RSA Global Webinar Series – Latin America – Plenary on Urbanization in the Global South
By José Borello: RSA Ambassador Argentina and National University of General Sarmiento, Argentina
Plenary by Michael Storper titled Is Urbanization in the Global South Fundamentally Different? Comparative Global Urban Analysis for the 21st Century
The webinar was coordinated and introduced by Sergio Montero, professor at the Universidad de los Andes in Colombia and former president of the RSA Latin America Division, 2019-20. We were very pleased to have renowned professor and scholar Michael Storper deliver the opening presentation to the RSA Global Latin America webinar. Michael used slides to illustrate his presentation, which lasted about 40 minutes and, at the end, there were a number of questions and comments and a very thoughtful and emphatic response by Storper.
Michael’s presentation title was: “Is globalization in the Global South fundamentally different? Comparative global urban analysis for the 21st century”. His presentation is derived from work the author is currently carrying out with Gregory Randolph, from USC. Interestingly enough his responses to this question were both yes and no.
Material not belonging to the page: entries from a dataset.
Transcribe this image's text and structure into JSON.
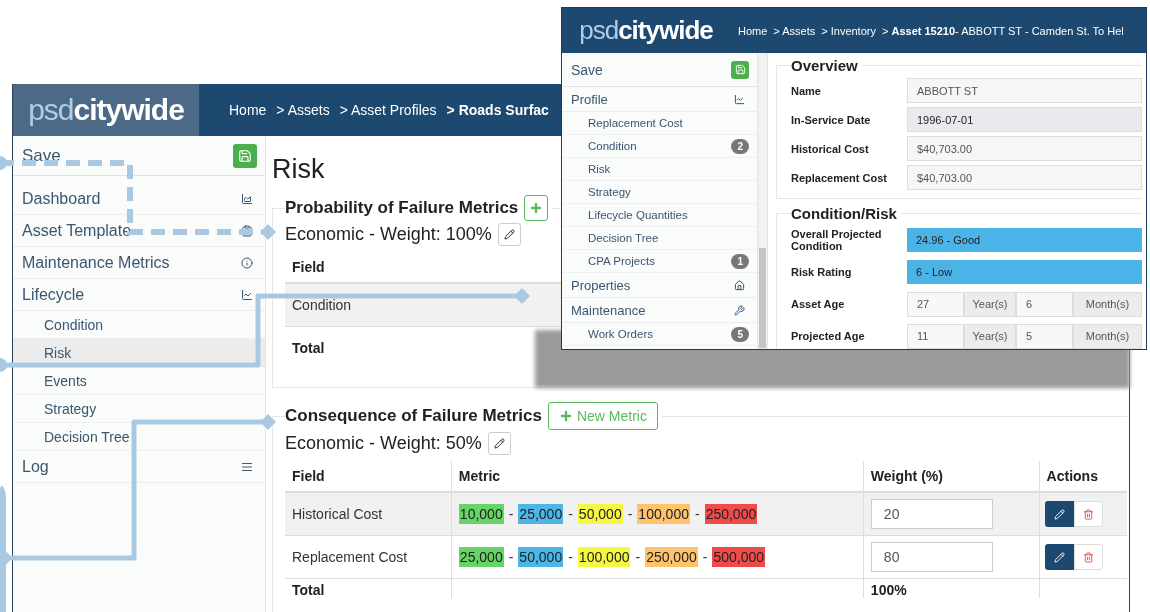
{
  "back_window": {
    "logo": {
      "light": "psd",
      "bold": "citywide"
    },
    "breadcrumb": [
      {
        "text": "Home",
        "bold": false
      },
      {
        "text": "> Assets",
        "bold": false
      },
      {
        "text": "> Asset Profiles",
        "bold": false
      },
      {
        "text": "> Roads Surfac",
        "bold": true
      }
    ],
    "sidebar": {
      "save": "Save",
      "items": [
        {
          "label": "Dashboard"
        },
        {
          "label": "Asset Template"
        },
        {
          "label": "Maintenance Metrics"
        },
        {
          "label": "Lifecycle",
          "children": [
            {
              "label": "Condition",
              "selected": false
            },
            {
              "label": "Risk",
              "selected": true
            },
            {
              "label": "Events",
              "selected": false
            },
            {
              "label": "Strategy",
              "selected": false
            },
            {
              "label": "Decision Tree",
              "selected": false
            }
          ]
        },
        {
          "label": "Log"
        }
      ]
    },
    "page_title": "Risk",
    "sections": [
      {
        "title": "Probability of Failure Metrics",
        "weight": "Economic - Weight: 100%",
        "columns": [
          "Field"
        ],
        "rows": [
          {
            "field": "Condition"
          }
        ],
        "total": {
          "label": "Total"
        }
      },
      {
        "title": "Consequence of Failure Metrics",
        "button": "New Metric",
        "weight": "Economic - Weight: 50%",
        "columns": [
          "Field",
          "Metric",
          "Weight (%)",
          "Actions"
        ],
        "rows": [
          {
            "field": "Historical Cost",
            "metric": [
              {
                "kind": "tag",
                "text": "10,000",
                "color": "#66d466"
              },
              {
                "kind": "dash",
                "text": "-"
              },
              {
                "kind": "tag",
                "text": "25,000",
                "color": "#4db6e8"
              },
              {
                "kind": "dash",
                "text": "-"
              },
              {
                "kind": "tag",
                "text": "50,000",
                "color": "#f6f742"
              },
              {
                "kind": "dash",
                "text": "-"
              },
              {
                "kind": "tag",
                "text": "100,000",
                "color": "#ffc36b"
              },
              {
                "kind": "dash",
                "text": "-"
              },
              {
                "kind": "tag",
                "text": "250,000",
                "color": "#f04a4a"
              }
            ],
            "weight": "20"
          },
          {
            "field": "Replacement Cost",
            "metric": [
              {
                "kind": "tag",
                "text": "25,000",
                "color": "#66d466"
              },
              {
                "kind": "dash",
                "text": "-"
              },
              {
                "kind": "tag",
                "text": "50,000",
                "color": "#4db6e8"
              },
              {
                "kind": "dash",
                "text": "-"
              },
              {
                "kind": "tag",
                "text": "100,000",
                "color": "#f6f742"
              },
              {
                "kind": "dash",
                "text": "-"
              },
              {
                "kind": "tag",
                "text": "250,000",
                "color": "#ffc36b"
              },
              {
                "kind": "dash",
                "text": "-"
              },
              {
                "kind": "tag",
                "text": "500,000",
                "color": "#f04a4a"
              }
            ],
            "weight": "80"
          }
        ],
        "total": {
          "label": "Total",
          "weight": "100%"
        }
      }
    ]
  },
  "front_window": {
    "logo": {
      "light": "psd",
      "bold": "citywide"
    },
    "breadcrumb": [
      {
        "text": "Home"
      },
      {
        "text": "> Assets"
      },
      {
        "text": "> Inventory"
      },
      {
        "text": "> **Asset 15210**- ABBOTT ST - Camden St. To Hel"
      }
    ],
    "sidebar": {
      "save": "Save",
      "items": [
        {
          "label": "Profile",
          "children": [
            {
              "label": "Replacement Cost"
            },
            {
              "label": "Condition",
              "badge": "2"
            },
            {
              "label": "Risk"
            },
            {
              "label": "Strategy"
            },
            {
              "label": "Lifecycle Quantities"
            },
            {
              "label": "Decision Tree"
            },
            {
              "label": "CPA Projects",
              "badge": "1"
            }
          ]
        },
        {
          "label": "Properties"
        },
        {
          "label": "Maintenance",
          "children": [
            {
              "label": "Work Orders",
              "badge": "5"
            }
          ]
        }
      ]
    },
    "overview": {
      "title": "Overview",
      "fields": [
        {
          "label": "Name",
          "value": "ABBOTT ST",
          "disabled": false
        },
        {
          "label": "In-Service Date",
          "value": "1996-07-01",
          "disabled": true
        },
        {
          "label": "Historical Cost",
          "value": "$40,703.00",
          "disabled": false
        },
        {
          "label": "Replacement Cost",
          "value": "$40,703.00",
          "disabled": false
        }
      ]
    },
    "condition_risk": {
      "title": "Condition/Risk",
      "rows": [
        {
          "kind": "bar",
          "label": "Overall Projected Condition",
          "value": "24.96 - Good"
        },
        {
          "kind": "bar",
          "label": "Risk Rating",
          "value": "6 - Low"
        },
        {
          "kind": "age",
          "label": "Asset Age",
          "years": "27",
          "years_unit": "Year(s)",
          "months": "6",
          "months_unit": "Month(s)"
        },
        {
          "kind": "age",
          "label": "Projected Age",
          "years": "11",
          "years_unit": "Year(s)",
          "months": "5",
          "months_unit": "Month(s)"
        }
      ]
    }
  }
}
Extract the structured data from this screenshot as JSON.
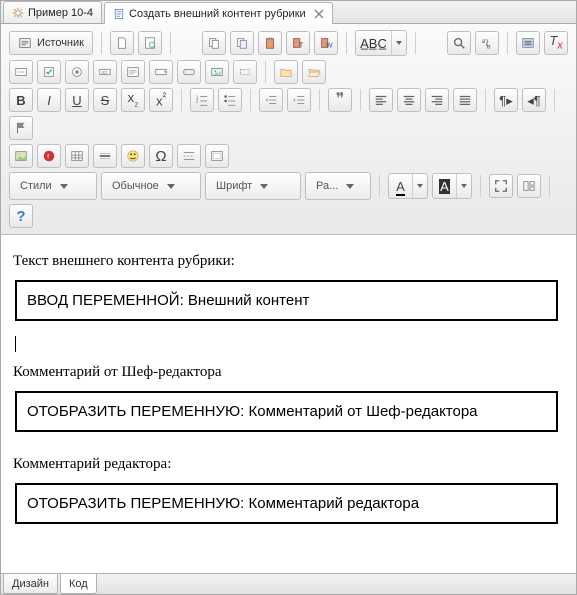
{
  "tabs_top": [
    {
      "label": "Пример 10-4",
      "active": false
    },
    {
      "label": "Создать внешний контент рубрики",
      "active": true
    }
  ],
  "toolbar": {
    "source": "Источник",
    "dropdowns": {
      "styles": "Стили",
      "format": "Обычное",
      "font": "Шрифт",
      "size": "Ра..."
    }
  },
  "content": {
    "p1": "Текст внешнего контента рубрики:",
    "v1": "ВВОД ПЕРЕМЕННОЙ: Внешний контент",
    "p2": "Комментарий от Шеф-редактора",
    "v2": "ОТОБРАЗИТЬ ПЕРЕМЕННУЮ: Комментарий от Шеф-редактора",
    "p3": "Комментарий редактора:",
    "v3": "ОТОБРАЗИТЬ ПЕРЕМЕННУЮ: Комментарий редактора"
  },
  "bottom": {
    "design": "Дизайн",
    "code": "Код"
  }
}
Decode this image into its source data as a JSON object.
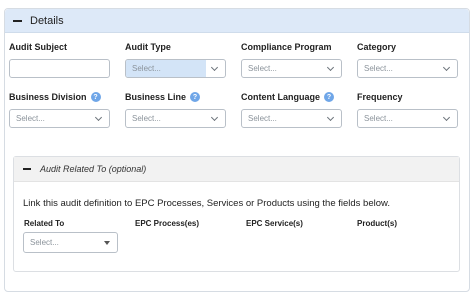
{
  "details": {
    "title": "Details"
  },
  "fields_row1": [
    {
      "label": "Audit Subject",
      "value": "",
      "placeholder": ""
    },
    {
      "label": "Audit Type",
      "placeholder": "Select..."
    },
    {
      "label": "Compliance Program",
      "placeholder": "Select..."
    },
    {
      "label": "Category",
      "placeholder": "Select..."
    }
  ],
  "fields_row2": [
    {
      "label": "Business Division",
      "placeholder": "Select...",
      "help": "?"
    },
    {
      "label": "Business Line",
      "placeholder": "Select...",
      "help": "?"
    },
    {
      "label": "Content Language",
      "placeholder": "Select...",
      "help": "?"
    },
    {
      "label": "Frequency",
      "placeholder": "Select..."
    }
  ],
  "related": {
    "title": "Audit Related To (optional)",
    "description": "Link this audit definition to EPC Processes, Services or Products using the fields below.",
    "columns": [
      "Related To",
      "EPC Process(es)",
      "EPC Service(s)",
      "Product(s)"
    ],
    "related_to_placeholder": "Select..."
  },
  "colors": {
    "header_bg": "#dde9f8",
    "selected_fill": "#d3e4f7",
    "help_icon": "#6fa6e8"
  }
}
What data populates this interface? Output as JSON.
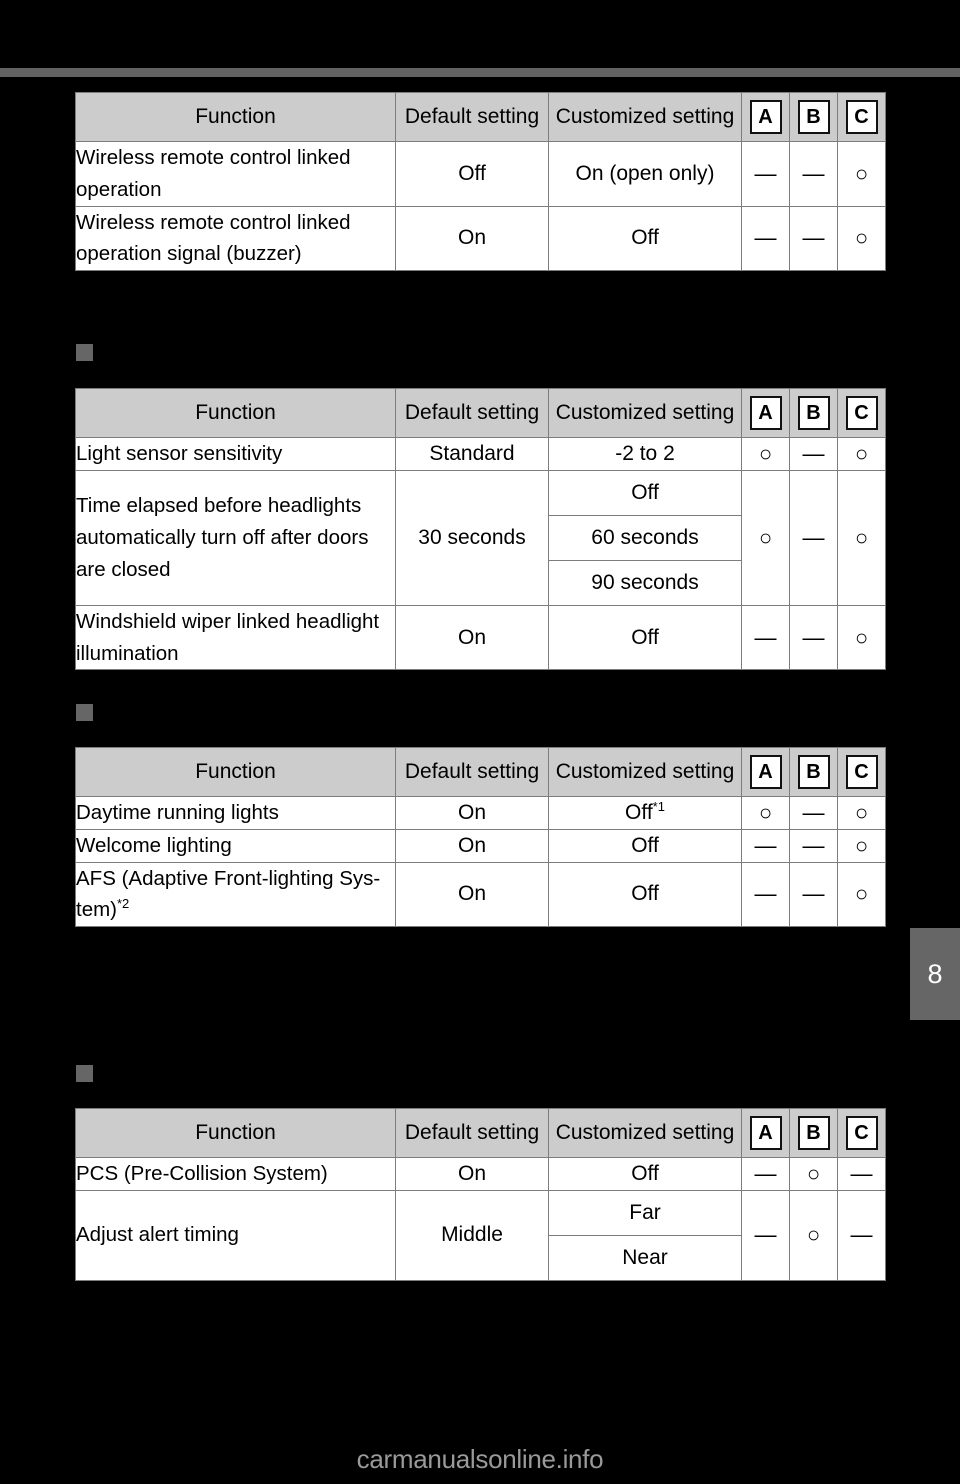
{
  "page": {
    "chapter_tab": "8",
    "footer": "carmanualsonline.info"
  },
  "columns": {
    "function": "Function",
    "default_setting": "Default setting",
    "customized_setting": "Customized setting",
    "a": "A",
    "b": "B",
    "c": "C"
  },
  "symbols": {
    "available": "○",
    "not_available": "—"
  },
  "tables": [
    {
      "id": "wireless-remote-control",
      "rows": [
        {
          "function": "Wireless remote control linked operation",
          "default": "Off",
          "customized": [
            "On (open only)"
          ],
          "a": "—",
          "b": "—",
          "c": "○"
        },
        {
          "function": "Wireless remote control linked operation signal (buzzer)",
          "default": "On",
          "customized": [
            "Off"
          ],
          "a": "—",
          "b": "—",
          "c": "○"
        }
      ]
    },
    {
      "id": "light-sensor-and-headlights",
      "rows": [
        {
          "function": "Light sensor sensitivity",
          "default": "Standard",
          "customized": [
            "-2 to 2"
          ],
          "a": "○",
          "b": "—",
          "c": "○"
        },
        {
          "function": "Time elapsed before headlights automatically turn off after doors are closed",
          "default": "30 seconds",
          "customized": [
            "Off",
            "60 seconds",
            "90 seconds"
          ],
          "a": "○",
          "b": "—",
          "c": "○"
        },
        {
          "function": "Windshield wiper linked headlight illumination",
          "default": "On",
          "customized": [
            "Off"
          ],
          "a": "—",
          "b": "—",
          "c": "○"
        }
      ]
    },
    {
      "id": "exterior-lighting",
      "rows": [
        {
          "function": "Daytime running lights",
          "default": "On",
          "customized": [
            "Off"
          ],
          "customized_sup": "*1",
          "a": "○",
          "b": "—",
          "c": "○"
        },
        {
          "function": "Welcome lighting",
          "default": "On",
          "customized": [
            "Off"
          ],
          "a": "—",
          "b": "—",
          "c": "○"
        },
        {
          "function": "AFS (Adaptive Front-lighting Sys-tem)",
          "function_sup": "*2",
          "default": "On",
          "customized": [
            "Off"
          ],
          "a": "—",
          "b": "—",
          "c": "○"
        }
      ]
    },
    {
      "id": "pre-collision-system",
      "rows": [
        {
          "function": "PCS (Pre-Collision System)",
          "default": "On",
          "customized": [
            "Off"
          ],
          "a": "—",
          "b": "○",
          "c": "—"
        },
        {
          "function": "Adjust alert timing",
          "default": "Middle",
          "customized": [
            "Far",
            "Near"
          ],
          "a": "—",
          "b": "○",
          "c": "—"
        }
      ]
    }
  ]
}
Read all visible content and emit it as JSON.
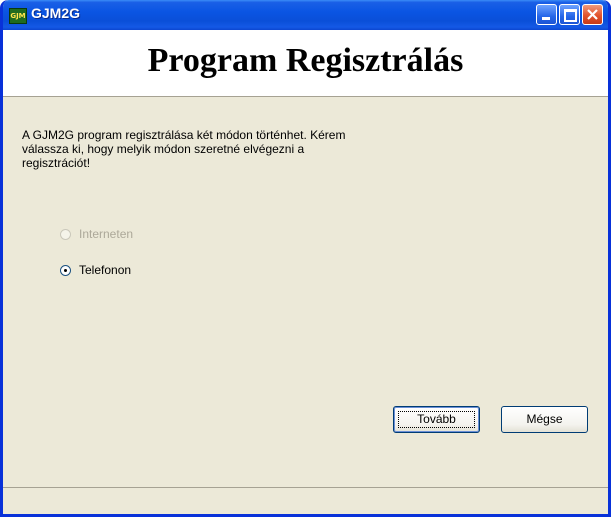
{
  "window": {
    "title": "GJM2G",
    "icon": "gjm-app-icon",
    "icon_text": "GJM"
  },
  "header": {
    "title": "Program Regisztrálás"
  },
  "description": "A GJM2G program regisztrálása két módon történhet. Kérem\nválassza ki, hogy melyik módon szeretné elvégezni a\nregisztrációt!",
  "options": [
    {
      "label": "Interneten",
      "selected": false,
      "enabled": false
    },
    {
      "label": "Telefonon",
      "selected": true,
      "enabled": true
    }
  ],
  "buttons": {
    "next": "Tovább",
    "cancel": "Mégse"
  },
  "colors": {
    "titlebar": "#0a55e3",
    "face": "#ece9d8",
    "header_bg": "#ffffff",
    "disabled_text": "#aca899"
  }
}
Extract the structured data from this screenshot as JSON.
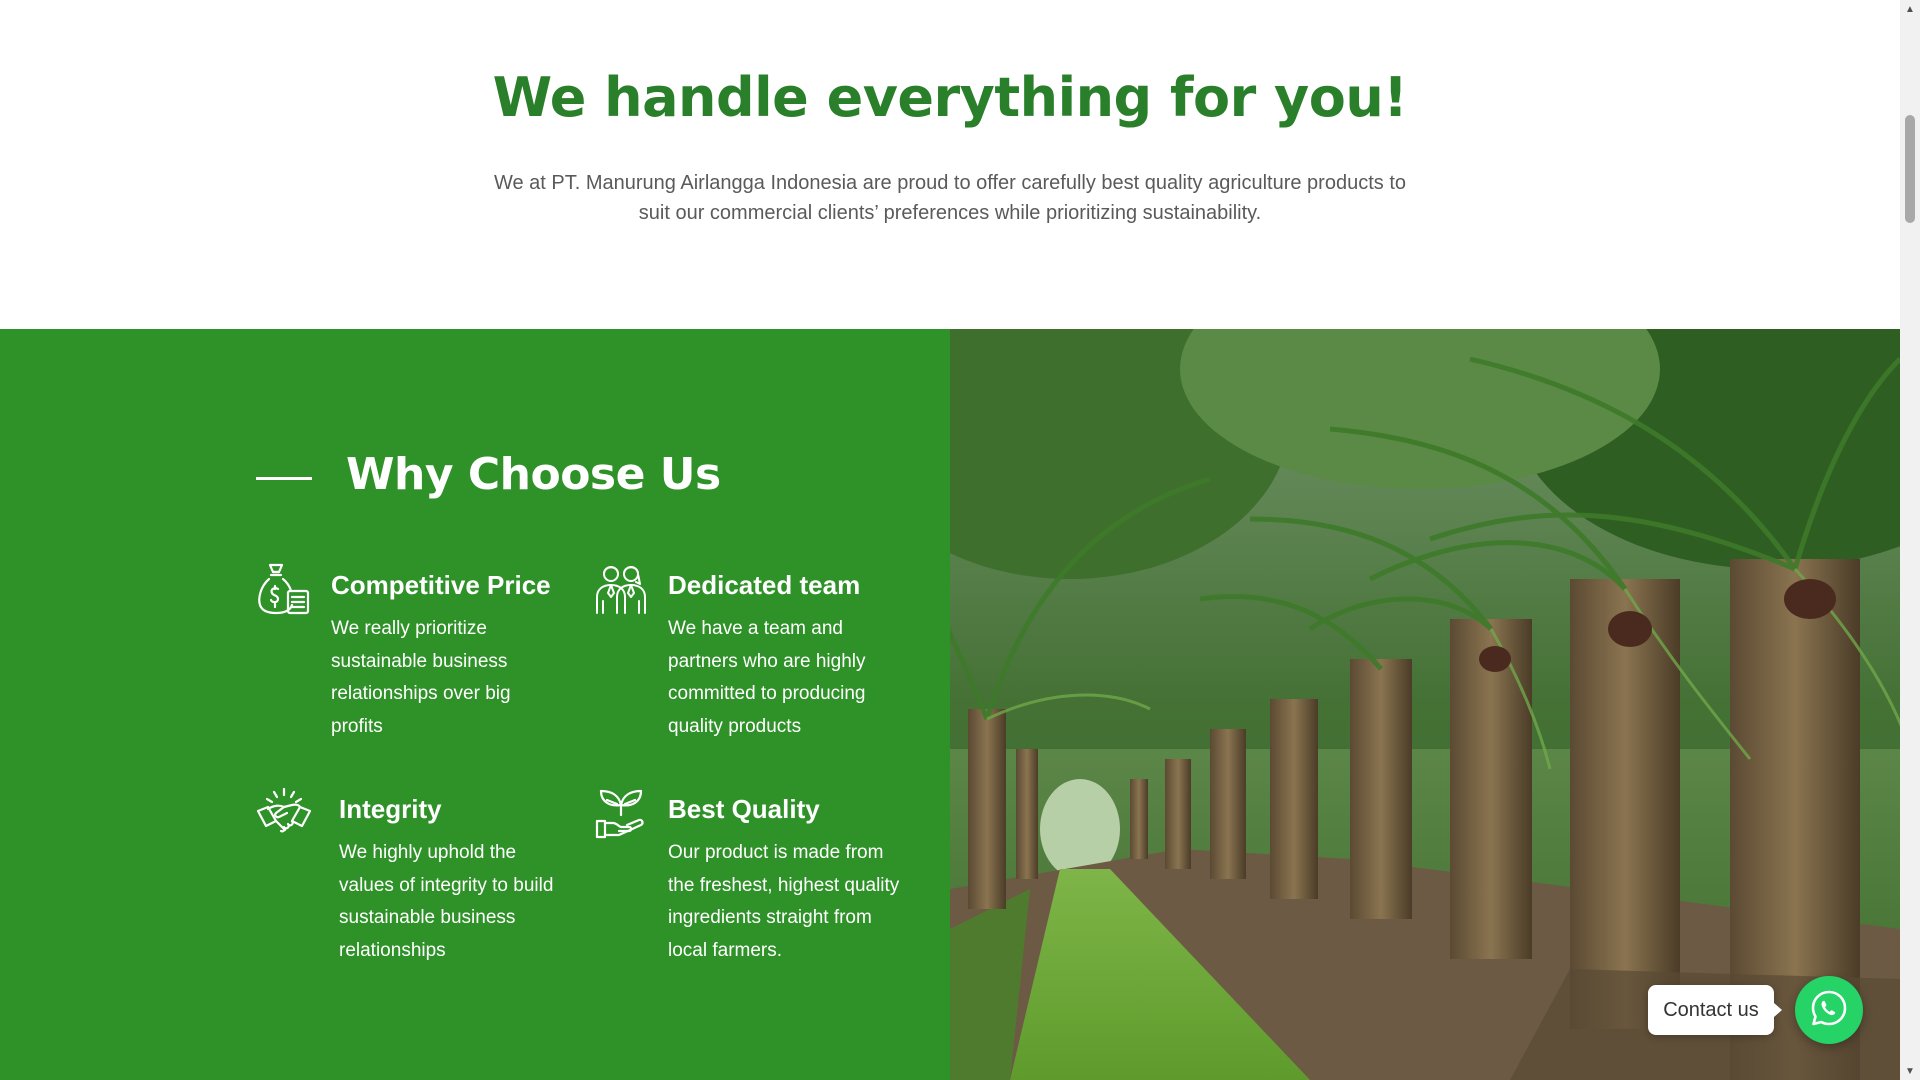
{
  "intro": {
    "title": "We handle everything for you!",
    "description": "We at PT. Manurung Airlangga Indonesia are proud to offer carefully best quality agriculture products to suit our commercial clients’ preferences while prioritizing sustainability."
  },
  "why": {
    "heading": "Why Choose Us",
    "features": [
      {
        "icon": "money-bag-icon",
        "title": "Competitive Price",
        "text": "We really prioritize sustainable business relationships over big profits"
      },
      {
        "icon": "team-icon",
        "title": "Dedicated team",
        "text": "We have a team and partners who are highly committed to producing quality products"
      },
      {
        "icon": "handshake-icon",
        "title": "Integrity",
        "text": "We highly uphold the values of integrity to build sustainable business relationships"
      },
      {
        "icon": "plant-hand-icon",
        "title": "Best Quality",
        "text": "Our product is made from the freshest, highest quality ingredients straight from local farmers."
      }
    ]
  },
  "photo": {
    "subject": "palm-plantation-photo"
  },
  "contact": {
    "label": "Contact us",
    "icon": "whatsapp-icon"
  },
  "colors": {
    "brand_green": "#2a7f2a",
    "panel_green": "#2f9229",
    "whatsapp": "#25d366"
  }
}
First, he stated that urban areas are the most productive areas of national economies as a result of agglomeration economies and the concentration of people with higher education levels. He rejected the idea stated in some studies that in the global South the relevance of agglomeration may be limited.
Storper then developed his comparative analysis of the urban realm in the global South (GS) and in the global North (GN) by examining four dimensions: demography, economic development, migration, and the production of the built environment. In all four dimensions he found substantial differences in the experiences of the GS with regards to the GN; yet he argued that there are some micro mechanisms that are operating at every city in both regions and hence can be used to explain both experiences.
Affirming this he embraced the idea of science as a universal conversation in which all scholars can contribute to the construction of some fundamental blocks, hence rejecting the idea of “provincial” urban theories—one for the GS, one for the GN. He argued that the specificity of each one of these experiences does not necessarily preclude theory or, for that matter, policy integration. In fact, he argued that maintaining a global conversation makes it possible to share policy experiences and to learn across urban situations—even if some of the processes at play are different.
I would like to add a few comments to Professor Storper’s presentation. Indeed, science is a social activity and we should strive for a universal language. Yet that language should tend to be more polyphonic incorporating more blocks and perspectives, even those that seem dissonant and certainly more of those developed by social scientists working in the GS. I, and I guess many of the participants in this webinar, shared Michael’s concerns with studies that are not placed in a larger perspective. In all, Professor Storper’s paper sparked many interesting thoughts and ideas and was a real contribution to the RSA Global Latin America programme.